Jody - Image ©Copyright Christina Kelkel

Segovia World Cup round 2
After the event in Gippingen I left my Para-T team to join the GB setup as we headed to Segovia.
The first 2 days of training we were greeted by torrential rain, but as the racing approached the weather picked up. First race up was the TT, a 21km race on a flat loop around the town of Valverde del Majano. It was going to be a quick race and I was hoping that the few easy days I’d had on the bike after the P1 events had been kind on my legs. Rolling down the start ramp and through the technical exit out of the town I quickly settled into a smooth fast rhythm and was relieved that my legs were feeling like mine again! With the long straight open roads the wind was going to play a big factor in the race, but with no real tailwind sections to speak of it was a tough ride. About half way through the 21km’s I had a bit of a disaster as my back went into spasm, and I could no longer maintain my aero position down on my ski’s of my TT bike, for the next 2minuntes or so I was struggling to hold my position while trying to release my back, all the time I could feel the seconds slipping away. Thankfully the pain and spasm subsided and I could get back to tiding the bike at speed. The last section of the race was the fastest as it made its way downhill into the town. I crossed the line in 28:06, not a bad time, but only good enough for 9thplace, at least it was a few more points in the bag.

The road race was 4 laps of a pretty boring 18.1km loop with the only interesting points being a small section on cobbles and a gentle rise after the start finish line for approx 2km. With the course being so flat I was feeling confident about my chances in the race, all I needed to do was stay upright and in the bunch. However with strong crosswinds on at least 12km of the course, positioning was going to be all important. As we raced through the first lap I was feeling good, my legs were feeling pretty good. Crossing the finish line the speed of the peloton increased as we went up the 2km rise, and with the 33°C heat searing down
I start I found myself struggling at the back of the bunch. Over the top of the rise I was about 50m off the back. Turning into the crosswind I put in a massive effort to get back on, eventually all the attacks failed to break clear, the bunch slowed enough for me to join again, however it wasn’t long until the attacks started again, and after the effort earlier I was spent, and watched the bunch drift off into the distance. Thankfully I wasn’t the only one, and after a few minutes of chasing the bunch it was clear that my chances of a bunch sprint had gone, but I was now joined by 3 other riders and we worked together to minimise the effects of the wind.

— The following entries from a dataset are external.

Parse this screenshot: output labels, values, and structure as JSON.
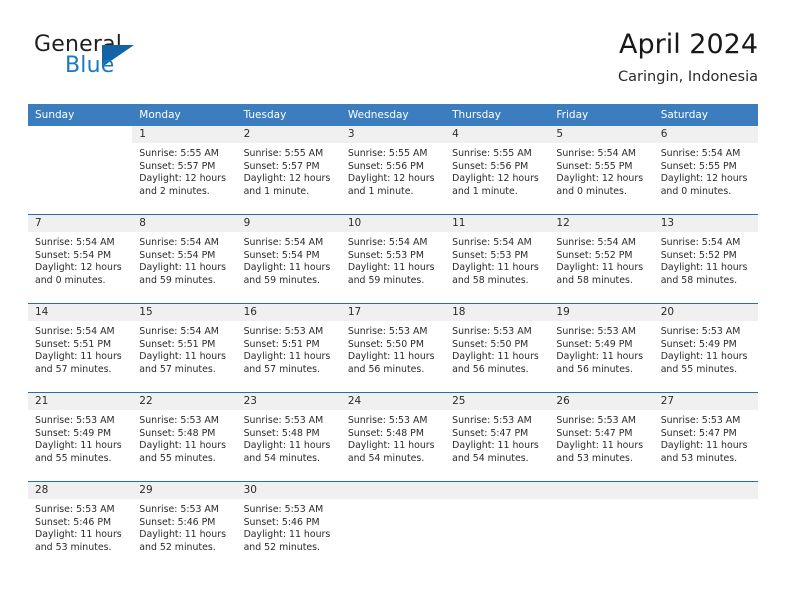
{
  "brand": {
    "word_general": "General",
    "word_blue": "Blue",
    "triangle_icon": "brand-triangle-icon",
    "accent_color": "#1b79c3"
  },
  "header": {
    "title": "April 2024",
    "subtitle": "Caringin, Indonesia"
  },
  "theme": {
    "header_blue": "#3b7dbf",
    "rule_blue": "#2a6cb0",
    "daynum_band": "#f0f0f0",
    "text": "#2b2b2b"
  },
  "calendar": {
    "weekday_headers": [
      "Sunday",
      "Monday",
      "Tuesday",
      "Wednesday",
      "Thursday",
      "Friday",
      "Saturday"
    ],
    "weeks": [
      [
        {
          "day": "",
          "blank": true,
          "lines": []
        },
        {
          "day": "1",
          "lines": [
            "Sunrise: 5:55 AM",
            "Sunset: 5:57 PM",
            "Daylight: 12 hours",
            "and 2 minutes."
          ]
        },
        {
          "day": "2",
          "lines": [
            "Sunrise: 5:55 AM",
            "Sunset: 5:57 PM",
            "Daylight: 12 hours",
            "and 1 minute."
          ]
        },
        {
          "day": "3",
          "lines": [
            "Sunrise: 5:55 AM",
            "Sunset: 5:56 PM",
            "Daylight: 12 hours",
            "and 1 minute."
          ]
        },
        {
          "day": "4",
          "lines": [
            "Sunrise: 5:55 AM",
            "Sunset: 5:56 PM",
            "Daylight: 12 hours",
            "and 1 minute."
          ]
        },
        {
          "day": "5",
          "lines": [
            "Sunrise: 5:54 AM",
            "Sunset: 5:55 PM",
            "Daylight: 12 hours",
            "and 0 minutes."
          ]
        },
        {
          "day": "6",
          "lines": [
            "Sunrise: 5:54 AM",
            "Sunset: 5:55 PM",
            "Daylight: 12 hours",
            "and 0 minutes."
          ]
        }
      ],
      [
        {
          "day": "7",
          "lines": [
            "Sunrise: 5:54 AM",
            "Sunset: 5:54 PM",
            "Daylight: 12 hours",
            "and 0 minutes."
          ]
        },
        {
          "day": "8",
          "lines": [
            "Sunrise: 5:54 AM",
            "Sunset: 5:54 PM",
            "Daylight: 11 hours",
            "and 59 minutes."
          ]
        },
        {
          "day": "9",
          "lines": [
            "Sunrise: 5:54 AM",
            "Sunset: 5:54 PM",
            "Daylight: 11 hours",
            "and 59 minutes."
          ]
        },
        {
          "day": "10",
          "lines": [
            "Sunrise: 5:54 AM",
            "Sunset: 5:53 PM",
            "Daylight: 11 hours",
            "and 59 minutes."
          ]
        },
        {
          "day": "11",
          "lines": [
            "Sunrise: 5:54 AM",
            "Sunset: 5:53 PM",
            "Daylight: 11 hours",
            "and 58 minutes."
          ]
        },
        {
          "day": "12",
          "lines": [
            "Sunrise: 5:54 AM",
            "Sunset: 5:52 PM",
            "Daylight: 11 hours",
            "and 58 minutes."
          ]
        },
        {
          "day": "13",
          "lines": [
            "Sunrise: 5:54 AM",
            "Sunset: 5:52 PM",
            "Daylight: 11 hours",
            "and 58 minutes."
          ]
        }
      ],
      [
        {
          "day": "14",
          "lines": [
            "Sunrise: 5:54 AM",
            "Sunset: 5:51 PM",
            "Daylight: 11 hours",
            "and 57 minutes."
          ]
        },
        {
          "day": "15",
          "lines": [
            "Sunrise: 5:54 AM",
            "Sunset: 5:51 PM",
            "Daylight: 11 hours",
            "and 57 minutes."
          ]
        },
        {
          "day": "16",
          "lines": [
            "Sunrise: 5:53 AM",
            "Sunset: 5:51 PM",
            "Daylight: 11 hours",
            "and 57 minutes."
          ]
        },
        {
          "day": "17",
          "lines": [
            "Sunrise: 5:53 AM",
            "Sunset: 5:50 PM",
            "Daylight: 11 hours",
            "and 56 minutes."
          ]
        },
        {
          "day": "18",
          "lines": [
            "Sunrise: 5:53 AM",
            "Sunset: 5:50 PM",
            "Daylight: 11 hours",
            "and 56 minutes."
          ]
        },
        {
          "day": "19",
          "lines": [
            "Sunrise: 5:53 AM",
            "Sunset: 5:49 PM",
            "Daylight: 11 hours",
            "and 56 minutes."
          ]
        },
        {
          "day": "20",
          "lines": [
            "Sunrise: 5:53 AM",
            "Sunset: 5:49 PM",
            "Daylight: 11 hours",
            "and 55 minutes."
          ]
        }
      ],
      [
        {
          "day": "21",
          "lines": [
            "Sunrise: 5:53 AM",
            "Sunset: 5:49 PM",
            "Daylight: 11 hours",
            "and 55 minutes."
          ]
        },
        {
          "day": "22",
          "lines": [
            "Sunrise: 5:53 AM",
            "Sunset: 5:48 PM",
            "Daylight: 11 hours",
            "and 55 minutes."
          ]
        },
        {
          "day": "23",
          "lines": [
            "Sunrise: 5:53 AM",
            "Sunset: 5:48 PM",
            "Daylight: 11 hours",
            "and 54 minutes."
          ]
        },
        {
          "day": "24",
          "lines": [
            "Sunrise: 5:53 AM",
            "Sunset: 5:48 PM",
            "Daylight: 11 hours",
            "and 54 minutes."
          ]
        },
        {
          "day": "25",
          "lines": [
            "Sunrise: 5:53 AM",
            "Sunset: 5:47 PM",
            "Daylight: 11 hours",
            "and 54 minutes."
          ]
        },
        {
          "day": "26",
          "lines": [
            "Sunrise: 5:53 AM",
            "Sunset: 5:47 PM",
            "Daylight: 11 hours",
            "and 53 minutes."
          ]
        },
        {
          "day": "27",
          "lines": [
            "Sunrise: 5:53 AM",
            "Sunset: 5:47 PM",
            "Daylight: 11 hours",
            "and 53 minutes."
          ]
        }
      ],
      [
        {
          "day": "28",
          "lines": [
            "Sunrise: 5:53 AM",
            "Sunset: 5:46 PM",
            "Daylight: 11 hours",
            "and 53 minutes."
          ]
        },
        {
          "day": "29",
          "lines": [
            "Sunrise: 5:53 AM",
            "Sunset: 5:46 PM",
            "Daylight: 11 hours",
            "and 52 minutes."
          ]
        },
        {
          "day": "30",
          "lines": [
            "Sunrise: 5:53 AM",
            "Sunset: 5:46 PM",
            "Daylight: 11 hours",
            "and 52 minutes."
          ]
        },
        {
          "day": "",
          "empty": true,
          "lines": []
        },
        {
          "day": "",
          "empty": true,
          "lines": []
        },
        {
          "day": "",
          "empty": true,
          "lines": []
        },
        {
          "day": "",
          "empty": true,
          "lines": []
        }
      ]
    ]
  }
}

After doing our even share of working on the front, going into the last 3km I noticed there was a reluctance for anyone to come to the front. However as I knew the race was essentially over for me I was happy to lead into the last kilometre. Surprise surprise I was jumped by 2 of the riders I was with, I quickly accelerated onto their wheels, taking the last left hander I moved into 2nd, and waited to make my move, 250m to go and I got out of the saddle and applied my track speed and powered by. In the end I finished 50m clear of the riders I was with, if only I could have stayed in the peloton as I had the speed for the victory, especially as the race ended in a bunch sprint, instead I crossed the line in 14th, outside the important points.

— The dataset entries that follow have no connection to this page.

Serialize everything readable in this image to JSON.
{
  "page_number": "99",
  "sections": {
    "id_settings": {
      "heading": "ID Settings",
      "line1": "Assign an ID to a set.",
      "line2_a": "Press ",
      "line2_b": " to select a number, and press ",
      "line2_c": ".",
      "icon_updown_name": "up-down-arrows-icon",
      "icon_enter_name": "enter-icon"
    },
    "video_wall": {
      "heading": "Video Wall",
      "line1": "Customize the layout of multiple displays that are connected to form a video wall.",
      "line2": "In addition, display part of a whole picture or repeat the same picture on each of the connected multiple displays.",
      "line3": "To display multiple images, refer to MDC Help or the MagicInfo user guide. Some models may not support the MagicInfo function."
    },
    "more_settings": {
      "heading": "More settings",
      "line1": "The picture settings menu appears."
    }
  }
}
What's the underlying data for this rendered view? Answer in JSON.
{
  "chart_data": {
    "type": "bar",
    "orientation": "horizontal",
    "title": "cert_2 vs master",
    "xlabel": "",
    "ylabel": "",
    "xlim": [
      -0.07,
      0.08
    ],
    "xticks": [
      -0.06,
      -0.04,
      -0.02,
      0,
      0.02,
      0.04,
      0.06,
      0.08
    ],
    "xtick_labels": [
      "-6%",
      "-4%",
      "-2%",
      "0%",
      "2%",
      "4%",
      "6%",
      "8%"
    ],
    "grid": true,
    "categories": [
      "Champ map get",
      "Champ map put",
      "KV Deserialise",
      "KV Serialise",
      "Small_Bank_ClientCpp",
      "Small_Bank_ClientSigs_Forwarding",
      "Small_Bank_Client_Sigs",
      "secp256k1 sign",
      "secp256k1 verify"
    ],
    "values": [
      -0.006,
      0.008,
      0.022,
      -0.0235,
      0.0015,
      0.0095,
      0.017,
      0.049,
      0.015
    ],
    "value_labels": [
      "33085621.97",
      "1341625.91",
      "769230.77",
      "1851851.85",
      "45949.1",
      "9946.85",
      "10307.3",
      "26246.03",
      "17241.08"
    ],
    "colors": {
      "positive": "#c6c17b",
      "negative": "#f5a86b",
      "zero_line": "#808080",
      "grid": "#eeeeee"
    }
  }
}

With the Segovia World Cup done, I headed to Glasgow to do four stages in the Deloitte Ride Across Britain before getting back to my normal training programme and daily routine. Almost a little boring after all the travelling and racing this month, but it’s good to not live out of a bag or move hotel every week. Also it’s probably not for long, as there is more racing and exciting things to come.

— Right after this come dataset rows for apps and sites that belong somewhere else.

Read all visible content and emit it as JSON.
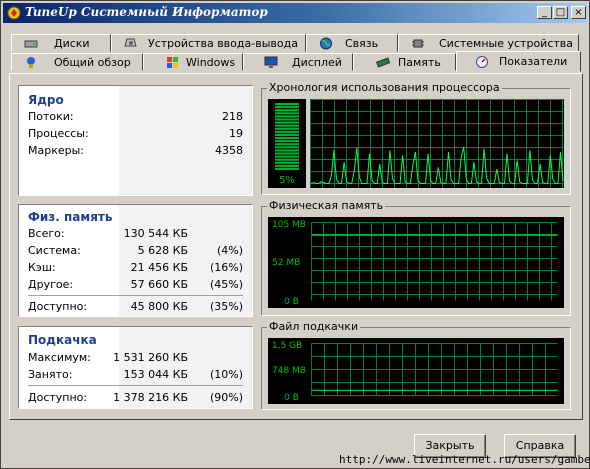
{
  "window": {
    "title": "TuneUp Системный Информатор",
    "minimize_glyph": "_",
    "maximize_glyph": "□",
    "close_glyph": "×"
  },
  "tabs_back": [
    {
      "label": "Диски",
      "icon": "disk-icon"
    },
    {
      "label": "Устройства ввода-вывода",
      "icon": "io-devices-icon"
    },
    {
      "label": "Связь",
      "icon": "globe-icon"
    },
    {
      "label": "Системные устройства",
      "icon": "chip-icon"
    }
  ],
  "tabs_front": [
    {
      "label": "Общий обзор",
      "icon": "overview-icon"
    },
    {
      "label": "Windows",
      "icon": "windows-logo-icon"
    },
    {
      "label": "Дисплей",
      "icon": "display-icon"
    },
    {
      "label": "Память",
      "icon": "memory-icon"
    },
    {
      "label": "Показатели",
      "icon": "performance-icon",
      "active": true
    }
  ],
  "kernel": {
    "title": "Ядро",
    "rows": [
      {
        "label": "Потоки:",
        "value": "218"
      },
      {
        "label": "Процессы:",
        "value": "19"
      },
      {
        "label": "Маркеры:",
        "value": "4358"
      }
    ]
  },
  "physical": {
    "title": "Физ. память",
    "rows": [
      {
        "label": "Всего:",
        "value": "130 544 КБ",
        "pct": ""
      },
      {
        "label": "Система:",
        "value": "5 628 КБ",
        "pct": "(4%)"
      },
      {
        "label": "Кэш:",
        "value": "21 456 КБ",
        "pct": "(16%)"
      },
      {
        "label": "Другое:",
        "value": "57 660 КБ",
        "pct": "(45%)"
      }
    ],
    "available": {
      "label": "Доступно:",
      "value": "45 800 КБ",
      "pct": "(35%)"
    }
  },
  "paging": {
    "title": "Подкачка",
    "rows": [
      {
        "label": "Максимум:",
        "value": "1 531 260 КБ",
        "pct": ""
      },
      {
        "label": "Занято:",
        "value": "153 044 КБ",
        "pct": "(10%)"
      }
    ],
    "available": {
      "label": "Доступно:",
      "value": "1 378 216 КБ",
      "pct": "(90%)"
    }
  },
  "cpu": {
    "group_title": "Хронология использования процессора",
    "percent_label": "5%",
    "level": 0.05,
    "history": [
      3,
      4,
      3,
      3,
      5,
      4,
      3,
      3,
      12,
      42,
      8,
      3,
      3,
      28,
      5,
      3,
      3,
      18,
      45,
      10,
      3,
      3,
      3,
      38,
      6,
      3,
      3,
      26,
      4,
      3,
      3,
      42,
      9,
      3,
      3,
      3,
      36,
      5,
      3,
      3,
      24,
      40,
      7,
      3,
      3,
      3,
      38,
      6,
      3,
      3,
      22,
      4,
      3,
      3,
      40,
      8,
      3,
      3,
      3,
      34,
      46,
      8,
      3,
      3,
      28,
      5,
      3,
      3,
      44,
      9,
      3,
      3,
      3,
      20,
      4,
      3,
      3,
      38,
      6,
      3,
      3,
      30,
      5,
      3,
      3,
      3,
      42,
      7,
      3,
      3,
      26,
      4,
      3,
      3,
      36,
      8,
      3,
      3,
      40,
      6
    ]
  },
  "physmem": {
    "group_title": "Физическая память",
    "axis": [
      "105 MB",
      "52 MB",
      "0 B"
    ],
    "max": 105,
    "current": 88
  },
  "pagefile": {
    "group_title": "Файл подкачки",
    "axis": [
      "1,5 GB",
      "748 MB",
      "0 B"
    ],
    "max": 1.5,
    "current": 0.15
  },
  "buttons": {
    "close": "Закрыть",
    "help": "Справка"
  },
  "footer_url": "http://www.liveinternet.ru/users/gambert/",
  "colors": {
    "trace": "#00ff40",
    "grid": "#008040",
    "heading": "#1f3f8f"
  }
}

Catch you soon,

Jody
 
 
 
 
All images ©Copyright Christina Kelkel

X